Statistical analyses were performed using GraphPad Prism. Statistical significance was set a priori at P≤0.05. Behavioral tests and weights were analyzed using a mixed-model two-way ANOVA. Plethysmography and apnea data were analyzed using a two-way repeated measures (RM) ANOVA. Bonferroni's multiple comparisons test was used for post-hoc analysis. The coefficient of variation of inspiratory time, motor neuron counts and microglia counts were each analyzed using an unpaired Student's t-test. All data are presented as mean±s.e.m.
We thank the Duke University Electron Microscopy Core, specifically Dr Sara Miller, Dr Ricardo Vancini and Harold Makeel for their expertise and skill in the preparation of tissues.
Conceptualization: L.A.P., P.M.S., A.R.L., M.K.E.; Methodology: A.F.F., L.A.P., P.M.S., A.L.M., A.F.K., M.K.E.; Validation: A.F.F., P.M.S., A.R.L., M.K.E.; Formal analysis: A.F.F., L.A.P., D.D.B., J.S.D., M.K.E.; Investigation: A.F.F., L.A.P., P.M.S., D.D.B., A.L.M., L.M.S., M.K.E.; Resources: P.M.S., A.R.L., M.K.E.; Data curation: A.F.F., L.A.P., D.D.B.; Writing - original draft: A.F.F., L.A.P.; Writing - review & editing: A.F.F., L.A.P., P.M.S., D.D.B., A.L.M., A.F.K., J.S.D., A.R.L., M.K.E.; Supervision: A.R.L., M.K.E.; Funding acquisition: M.K.E.

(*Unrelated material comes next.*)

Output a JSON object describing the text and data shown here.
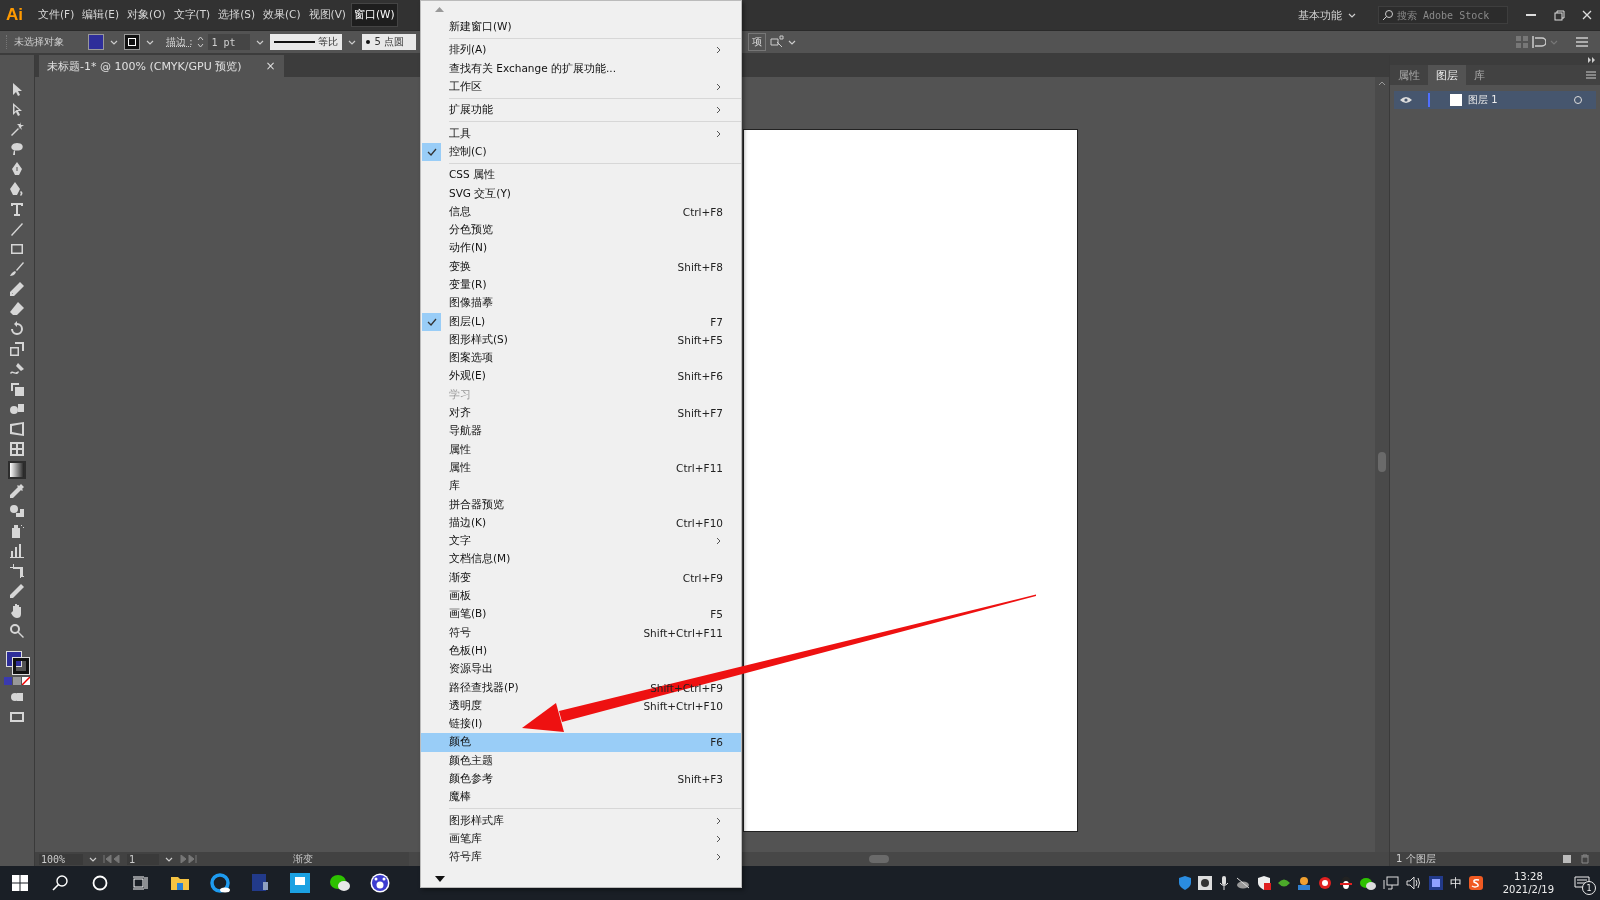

This work was supported by the National Institutes of Health: the Eunice Kennedy Shriver National Institute of Child Health and Human Development (R01 HD099486 to M.K.E.); the National Institute of Neurological Disorders and Stroke (R21 NS098131 to M.K.E.); and the National Eye Institute (R01 EY014061 to A.R.L.). P.M.S. was supported by a mobility grant from the Polish Ministry of Science and Higher Education (1303/MOB/IV/2015/0: Mobilnosc Plus).
The authors declare no competing or financial interests.